One club waggle.
And another. And another. And another. And another. And another. And another. And another. And another. And another. Twelve club waggles in all, over about 20 seconds on Saturday on the 12th tee at Royal Liverpool, and then a swing. And then some thoughts. The Sky Sports broadcast of the sequence had been captured by Twitter account @ukgolfguy and commented on — and shared and commented on.
It wasn’t a one-off, either. Throughout the Open Championship’s third round, the move (or moves) popped up ahead of shots, and you could almost hear the observers’ keyboards:
What in the name of King Charles III is Brian Harman doing?
Of course, it was said with a few more adjectives and adverbs than that.
But before we dig in further, know this, too: Harman is your 54-hole leader at the Open, and by a whopping five strokes at that. So the man should have some runway to do as he feels is required to put ball in hole. For the most part. No one will argue it’s tough on the eyes. Golf also has slow-play concerns, and waggling muddies up the proceedings.
So what gives? Can’t you just, you know, take one waggle? Brooks Koepka, a proponent of ready, aim, fire, would tell you that.
But that’s him.
On the NBC broadcast, analyst Brad Faxon said as much. Notably, Harman has been doing this for a while, including on putts. On the 17th green on Saturday, for example, his routine over a 3-foot par putt included eight phantom strokes behind the ball.
Then a make.
“It reminds me a little bit of [tennis star] Novak Djokovic when he does all these waggles and looks,” Faxon said. “He just takes his time until he’s ready. That’s what a routine is supposed to do.”
Colt Knost said as much, too.
He’s a longtime pro and a U.S. Amateur winner. Today, he’s an analyst for CBS and a host for GOLF’s Subpar podcast, among numerous other duties. And on Saturday afternoon, he weighed in over Twitter, too.
“The number of looks at the target and waggles will be interesting to watch tomorrow with Harman,” he wrote. “When he’s uncomfortable it gets much worse!”
I wanted to know more, so I emailed him.
“Hey, Colt! Just saw your tweet on Harman and the club waggle, so I’m curious for your thoughts, if you have a second.
“Why does a player do that?
“And what do you think when you watch it at the course or on the broadcast?”
“It’s just his nervous tick,” Knost wrote back. “Some players get faster. Some get slower and do all the waggles and looks. Others back off a lot.
“Pressure is a b—-!”
And there were the thoughts from Justin Parsons.
He’s Harman’s coach. He’s well-versed on all that is the golf swing, and a GOLF Top 100 Teacher.
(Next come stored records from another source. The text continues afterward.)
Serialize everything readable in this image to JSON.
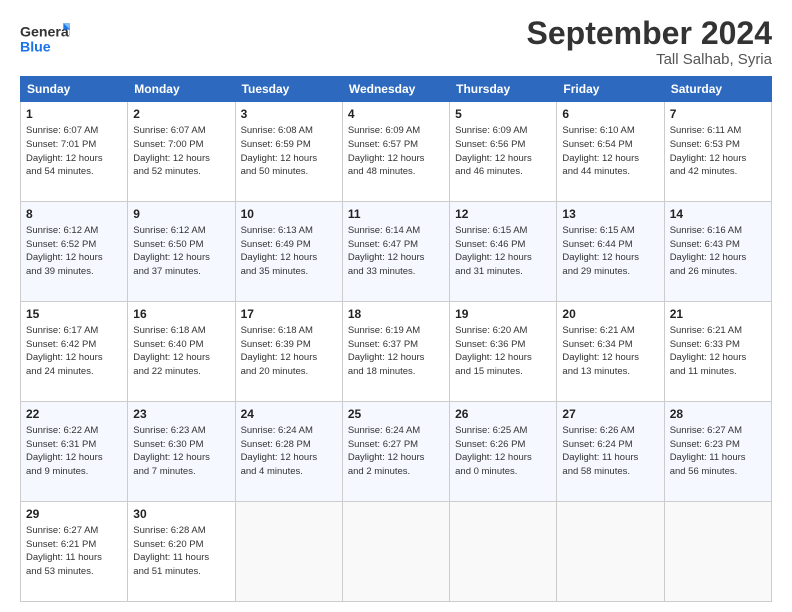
{
  "logo": {
    "line1": "General",
    "line2": "Blue"
  },
  "title": "September 2024",
  "location": "Tall Salhab, Syria",
  "headers": [
    "Sunday",
    "Monday",
    "Tuesday",
    "Wednesday",
    "Thursday",
    "Friday",
    "Saturday"
  ],
  "weeks": [
    [
      {
        "day": "1",
        "info": "Sunrise: 6:07 AM\nSunset: 7:01 PM\nDaylight: 12 hours\nand 54 minutes."
      },
      {
        "day": "2",
        "info": "Sunrise: 6:07 AM\nSunset: 7:00 PM\nDaylight: 12 hours\nand 52 minutes."
      },
      {
        "day": "3",
        "info": "Sunrise: 6:08 AM\nSunset: 6:59 PM\nDaylight: 12 hours\nand 50 minutes."
      },
      {
        "day": "4",
        "info": "Sunrise: 6:09 AM\nSunset: 6:57 PM\nDaylight: 12 hours\nand 48 minutes."
      },
      {
        "day": "5",
        "info": "Sunrise: 6:09 AM\nSunset: 6:56 PM\nDaylight: 12 hours\nand 46 minutes."
      },
      {
        "day": "6",
        "info": "Sunrise: 6:10 AM\nSunset: 6:54 PM\nDaylight: 12 hours\nand 44 minutes."
      },
      {
        "day": "7",
        "info": "Sunrise: 6:11 AM\nSunset: 6:53 PM\nDaylight: 12 hours\nand 42 minutes."
      }
    ],
    [
      {
        "day": "8",
        "info": "Sunrise: 6:12 AM\nSunset: 6:52 PM\nDaylight: 12 hours\nand 39 minutes."
      },
      {
        "day": "9",
        "info": "Sunrise: 6:12 AM\nSunset: 6:50 PM\nDaylight: 12 hours\nand 37 minutes."
      },
      {
        "day": "10",
        "info": "Sunrise: 6:13 AM\nSunset: 6:49 PM\nDaylight: 12 hours\nand 35 minutes."
      },
      {
        "day": "11",
        "info": "Sunrise: 6:14 AM\nSunset: 6:47 PM\nDaylight: 12 hours\nand 33 minutes."
      },
      {
        "day": "12",
        "info": "Sunrise: 6:15 AM\nSunset: 6:46 PM\nDaylight: 12 hours\nand 31 minutes."
      },
      {
        "day": "13",
        "info": "Sunrise: 6:15 AM\nSunset: 6:44 PM\nDaylight: 12 hours\nand 29 minutes."
      },
      {
        "day": "14",
        "info": "Sunrise: 6:16 AM\nSunset: 6:43 PM\nDaylight: 12 hours\nand 26 minutes."
      }
    ],
    [
      {
        "day": "15",
        "info": "Sunrise: 6:17 AM\nSunset: 6:42 PM\nDaylight: 12 hours\nand 24 minutes."
      },
      {
        "day": "16",
        "info": "Sunrise: 6:18 AM\nSunset: 6:40 PM\nDaylight: 12 hours\nand 22 minutes."
      },
      {
        "day": "17",
        "info": "Sunrise: 6:18 AM\nSunset: 6:39 PM\nDaylight: 12 hours\nand 20 minutes."
      },
      {
        "day": "18",
        "info": "Sunrise: 6:19 AM\nSunset: 6:37 PM\nDaylight: 12 hours\nand 18 minutes."
      },
      {
        "day": "19",
        "info": "Sunrise: 6:20 AM\nSunset: 6:36 PM\nDaylight: 12 hours\nand 15 minutes."
      },
      {
        "day": "20",
        "info": "Sunrise: 6:21 AM\nSunset: 6:34 PM\nDaylight: 12 hours\nand 13 minutes."
      },
      {
        "day": "21",
        "info": "Sunrise: 6:21 AM\nSunset: 6:33 PM\nDaylight: 12 hours\nand 11 minutes."
      }
    ],
    [
      {
        "day": "22",
        "info": "Sunrise: 6:22 AM\nSunset: 6:31 PM\nDaylight: 12 hours\nand 9 minutes."
      },
      {
        "day": "23",
        "info": "Sunrise: 6:23 AM\nSunset: 6:30 PM\nDaylight: 12 hours\nand 7 minutes."
      },
      {
        "day": "24",
        "info": "Sunrise: 6:24 AM\nSunset: 6:28 PM\nDaylight: 12 hours\nand 4 minutes."
      },
      {
        "day": "25",
        "info": "Sunrise: 6:24 AM\nSunset: 6:27 PM\nDaylight: 12 hours\nand 2 minutes."
      },
      {
        "day": "26",
        "info": "Sunrise: 6:25 AM\nSunset: 6:26 PM\nDaylight: 12 hours\nand 0 minutes."
      },
      {
        "day": "27",
        "info": "Sunrise: 6:26 AM\nSunset: 6:24 PM\nDaylight: 11 hours\nand 58 minutes."
      },
      {
        "day": "28",
        "info": "Sunrise: 6:27 AM\nSunset: 6:23 PM\nDaylight: 11 hours\nand 56 minutes."
      }
    ],
    [
      {
        "day": "29",
        "info": "Sunrise: 6:27 AM\nSunset: 6:21 PM\nDaylight: 11 hours\nand 53 minutes."
      },
      {
        "day": "30",
        "info": "Sunrise: 6:28 AM\nSunset: 6:20 PM\nDaylight: 11 hours\nand 51 minutes."
      },
      {
        "day": "",
        "info": ""
      },
      {
        "day": "",
        "info": ""
      },
      {
        "day": "",
        "info": ""
      },
      {
        "day": "",
        "info": ""
      },
      {
        "day": "",
        "info": ""
      }
    ]
  ]
}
He’s also in Hoylake this week, and I texted him at 8:45 p.m. his time, a couple hours after Harman had finished his third-round 69.
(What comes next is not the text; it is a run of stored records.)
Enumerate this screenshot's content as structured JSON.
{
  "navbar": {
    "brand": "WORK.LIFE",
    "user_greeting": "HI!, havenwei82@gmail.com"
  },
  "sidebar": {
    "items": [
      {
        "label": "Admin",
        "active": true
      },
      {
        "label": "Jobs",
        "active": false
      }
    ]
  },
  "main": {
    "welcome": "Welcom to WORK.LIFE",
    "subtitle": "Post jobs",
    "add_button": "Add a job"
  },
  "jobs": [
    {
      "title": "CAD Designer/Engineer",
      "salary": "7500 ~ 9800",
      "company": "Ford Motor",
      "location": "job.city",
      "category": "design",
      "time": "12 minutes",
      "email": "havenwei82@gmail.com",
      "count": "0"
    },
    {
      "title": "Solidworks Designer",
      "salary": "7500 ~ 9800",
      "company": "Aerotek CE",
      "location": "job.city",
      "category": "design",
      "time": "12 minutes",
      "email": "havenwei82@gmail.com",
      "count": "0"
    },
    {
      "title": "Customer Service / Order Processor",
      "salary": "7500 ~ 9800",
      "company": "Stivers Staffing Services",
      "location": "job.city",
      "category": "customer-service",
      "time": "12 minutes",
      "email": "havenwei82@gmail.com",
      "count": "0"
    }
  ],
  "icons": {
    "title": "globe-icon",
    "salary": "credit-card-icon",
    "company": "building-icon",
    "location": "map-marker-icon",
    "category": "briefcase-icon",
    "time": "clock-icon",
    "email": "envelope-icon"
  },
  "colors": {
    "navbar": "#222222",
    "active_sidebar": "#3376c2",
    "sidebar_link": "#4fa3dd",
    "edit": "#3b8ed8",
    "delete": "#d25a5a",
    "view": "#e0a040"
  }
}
“Hi, Justin! Congrats on the strong play this week. If you have a second, I have a question about Brian. I was wondering — what is his thought with his pre-shot routine? There’s chatter that it’s a little lengthy, but it also seems purposeful to me. But I’m curious about your thoughts! Good luck to the team tomorrow.”
“Very aware of it and something he’s working on, doesn’t pull the trigger until he’s ready.”
We’ll end things this way:
I texted back one more question.
“Do you think that could help in a scenario like tomorrow, to get him in a good spot amidst the pressure of a major?”
“Yes — he’s in a good space mentally.”